The information below is a guide to aid you in understanding and choosing the most appropriate battery for your power tool.
The maximum amount of time a power tool run on batteries can be operated is determined by the Ah value strength of the battery the tool utilizes. Ah is short for ampere hour which is available in the ranges from 1.3 Ah to 3.3 Ah. The higher the Ah level of the battery, the longer it will operate.
In the simplest terms, voltage is the measure of strength supplied by the battery to the power tool. Higher the voltage, more power can be supplied by the battery. Power tool batteries are available in the ranges from 7v t 36v.
Types of battery
There are three distinct types of batteries which are used commonly in power tools which NiCD batteries (Nickel Cadmium), NiMH (Nickel Metal Hydride) batteries and Li-ion (Lithium-ion). The NiMH and Li-ion are most preferred in recent times.
Shape of batteries
Batteries for power tools are available in three types which are Slide-on, Clip-On and stick batteries.
Memory effect occurs when a battery is used partially and recharged before it completely loses its power. This virtually shortens the life of the battery and is a common occurrence in NiCD batteries.
Recharge cycle life
As the name suggests recharge cycle life means the amount of time a battery can be recharged. Li-Ion batteries for power tools have a recharge cycle life of 300-500.

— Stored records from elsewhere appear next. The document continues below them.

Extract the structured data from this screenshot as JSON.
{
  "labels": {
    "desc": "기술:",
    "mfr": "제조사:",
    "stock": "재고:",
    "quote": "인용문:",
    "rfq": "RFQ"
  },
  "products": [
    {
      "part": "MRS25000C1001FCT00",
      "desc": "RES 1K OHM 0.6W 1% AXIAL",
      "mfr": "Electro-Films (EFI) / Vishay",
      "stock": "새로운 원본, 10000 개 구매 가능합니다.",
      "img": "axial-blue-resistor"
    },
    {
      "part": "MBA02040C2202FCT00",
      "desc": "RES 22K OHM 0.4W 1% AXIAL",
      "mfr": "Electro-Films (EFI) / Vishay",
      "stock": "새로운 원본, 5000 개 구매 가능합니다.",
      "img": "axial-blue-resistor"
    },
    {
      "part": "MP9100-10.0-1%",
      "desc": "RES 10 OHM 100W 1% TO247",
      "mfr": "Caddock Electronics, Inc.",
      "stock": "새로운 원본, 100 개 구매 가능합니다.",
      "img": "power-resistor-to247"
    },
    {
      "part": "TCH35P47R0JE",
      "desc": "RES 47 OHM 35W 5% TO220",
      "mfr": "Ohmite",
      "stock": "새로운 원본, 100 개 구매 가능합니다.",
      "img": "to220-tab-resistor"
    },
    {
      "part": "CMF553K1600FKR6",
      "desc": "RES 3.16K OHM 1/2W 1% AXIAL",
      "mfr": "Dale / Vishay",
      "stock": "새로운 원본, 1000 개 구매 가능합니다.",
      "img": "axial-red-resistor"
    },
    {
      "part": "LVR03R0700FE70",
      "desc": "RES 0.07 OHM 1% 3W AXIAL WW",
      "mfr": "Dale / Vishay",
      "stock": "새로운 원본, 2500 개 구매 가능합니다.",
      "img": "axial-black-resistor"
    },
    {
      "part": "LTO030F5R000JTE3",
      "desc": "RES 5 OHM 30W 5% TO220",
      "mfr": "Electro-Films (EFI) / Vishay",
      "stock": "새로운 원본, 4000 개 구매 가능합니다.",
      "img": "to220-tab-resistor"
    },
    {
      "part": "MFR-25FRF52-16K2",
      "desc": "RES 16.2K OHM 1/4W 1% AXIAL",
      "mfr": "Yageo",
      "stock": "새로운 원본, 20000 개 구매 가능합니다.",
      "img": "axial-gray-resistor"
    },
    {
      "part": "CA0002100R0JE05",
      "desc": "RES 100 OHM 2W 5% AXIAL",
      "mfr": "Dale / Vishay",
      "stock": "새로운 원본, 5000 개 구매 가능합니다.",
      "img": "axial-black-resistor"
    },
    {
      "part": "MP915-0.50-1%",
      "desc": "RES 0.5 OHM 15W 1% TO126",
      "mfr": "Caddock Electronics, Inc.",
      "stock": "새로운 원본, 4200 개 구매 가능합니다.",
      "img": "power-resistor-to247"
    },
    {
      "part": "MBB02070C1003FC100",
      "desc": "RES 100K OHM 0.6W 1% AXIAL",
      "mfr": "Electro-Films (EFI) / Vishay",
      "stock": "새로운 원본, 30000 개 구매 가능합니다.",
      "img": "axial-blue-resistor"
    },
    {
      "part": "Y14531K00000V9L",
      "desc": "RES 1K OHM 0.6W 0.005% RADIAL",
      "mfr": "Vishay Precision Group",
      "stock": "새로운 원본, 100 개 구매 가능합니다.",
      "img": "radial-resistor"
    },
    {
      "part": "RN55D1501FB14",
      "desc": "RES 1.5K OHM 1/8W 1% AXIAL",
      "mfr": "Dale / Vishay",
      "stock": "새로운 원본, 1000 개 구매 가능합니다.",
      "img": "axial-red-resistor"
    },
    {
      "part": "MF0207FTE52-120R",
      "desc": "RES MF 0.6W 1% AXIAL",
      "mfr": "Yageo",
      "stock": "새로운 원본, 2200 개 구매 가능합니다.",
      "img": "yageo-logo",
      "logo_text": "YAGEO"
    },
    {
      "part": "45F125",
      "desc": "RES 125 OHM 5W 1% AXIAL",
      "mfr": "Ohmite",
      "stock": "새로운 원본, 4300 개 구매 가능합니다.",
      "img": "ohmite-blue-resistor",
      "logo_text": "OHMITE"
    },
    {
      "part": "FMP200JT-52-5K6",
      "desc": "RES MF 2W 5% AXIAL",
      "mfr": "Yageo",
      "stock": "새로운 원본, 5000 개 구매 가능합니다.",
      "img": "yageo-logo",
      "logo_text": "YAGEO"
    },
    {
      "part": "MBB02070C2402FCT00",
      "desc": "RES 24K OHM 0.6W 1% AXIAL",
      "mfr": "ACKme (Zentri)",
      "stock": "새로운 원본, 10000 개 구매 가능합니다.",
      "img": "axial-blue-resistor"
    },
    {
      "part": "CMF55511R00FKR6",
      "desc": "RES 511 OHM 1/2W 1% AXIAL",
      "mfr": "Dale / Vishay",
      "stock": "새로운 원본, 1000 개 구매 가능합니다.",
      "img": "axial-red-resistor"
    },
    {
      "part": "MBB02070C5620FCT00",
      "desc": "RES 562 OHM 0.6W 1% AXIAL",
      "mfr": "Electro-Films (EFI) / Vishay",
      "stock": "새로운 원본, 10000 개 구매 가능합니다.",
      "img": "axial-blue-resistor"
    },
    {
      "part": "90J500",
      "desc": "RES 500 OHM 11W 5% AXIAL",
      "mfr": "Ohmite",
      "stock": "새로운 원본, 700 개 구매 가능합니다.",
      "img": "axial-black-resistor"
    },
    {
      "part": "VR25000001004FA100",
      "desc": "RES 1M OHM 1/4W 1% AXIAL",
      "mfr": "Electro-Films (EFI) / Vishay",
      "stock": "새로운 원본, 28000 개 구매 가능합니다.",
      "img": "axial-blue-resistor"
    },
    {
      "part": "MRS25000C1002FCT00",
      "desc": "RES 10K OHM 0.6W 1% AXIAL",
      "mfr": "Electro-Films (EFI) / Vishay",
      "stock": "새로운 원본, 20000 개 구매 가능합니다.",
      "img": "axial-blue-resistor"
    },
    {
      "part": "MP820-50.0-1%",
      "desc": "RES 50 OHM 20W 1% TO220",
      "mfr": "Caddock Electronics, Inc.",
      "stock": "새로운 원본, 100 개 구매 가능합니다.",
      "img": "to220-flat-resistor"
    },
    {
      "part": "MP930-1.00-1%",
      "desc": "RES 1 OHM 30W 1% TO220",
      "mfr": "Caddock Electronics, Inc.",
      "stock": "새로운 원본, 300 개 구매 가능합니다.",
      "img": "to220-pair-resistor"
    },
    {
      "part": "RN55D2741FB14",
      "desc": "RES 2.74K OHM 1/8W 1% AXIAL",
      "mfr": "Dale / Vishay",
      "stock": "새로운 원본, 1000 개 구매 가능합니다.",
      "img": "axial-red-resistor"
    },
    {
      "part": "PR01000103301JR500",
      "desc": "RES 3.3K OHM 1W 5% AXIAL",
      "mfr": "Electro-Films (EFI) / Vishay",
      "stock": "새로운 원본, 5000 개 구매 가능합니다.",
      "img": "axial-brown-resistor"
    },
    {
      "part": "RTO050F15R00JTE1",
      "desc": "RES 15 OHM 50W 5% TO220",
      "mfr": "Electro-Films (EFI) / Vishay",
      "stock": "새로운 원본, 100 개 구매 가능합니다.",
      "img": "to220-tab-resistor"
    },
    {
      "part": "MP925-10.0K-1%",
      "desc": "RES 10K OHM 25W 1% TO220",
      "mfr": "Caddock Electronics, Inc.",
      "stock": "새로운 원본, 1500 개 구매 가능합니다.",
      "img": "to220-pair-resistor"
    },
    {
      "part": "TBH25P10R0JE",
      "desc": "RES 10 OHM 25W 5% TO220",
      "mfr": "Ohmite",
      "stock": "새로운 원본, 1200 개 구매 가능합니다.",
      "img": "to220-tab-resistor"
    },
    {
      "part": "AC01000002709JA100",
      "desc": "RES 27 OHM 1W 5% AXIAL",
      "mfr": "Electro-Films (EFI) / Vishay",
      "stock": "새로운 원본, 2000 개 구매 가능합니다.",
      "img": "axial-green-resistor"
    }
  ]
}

The measure at which a battery loses its power when idle is known as Self-Discharge.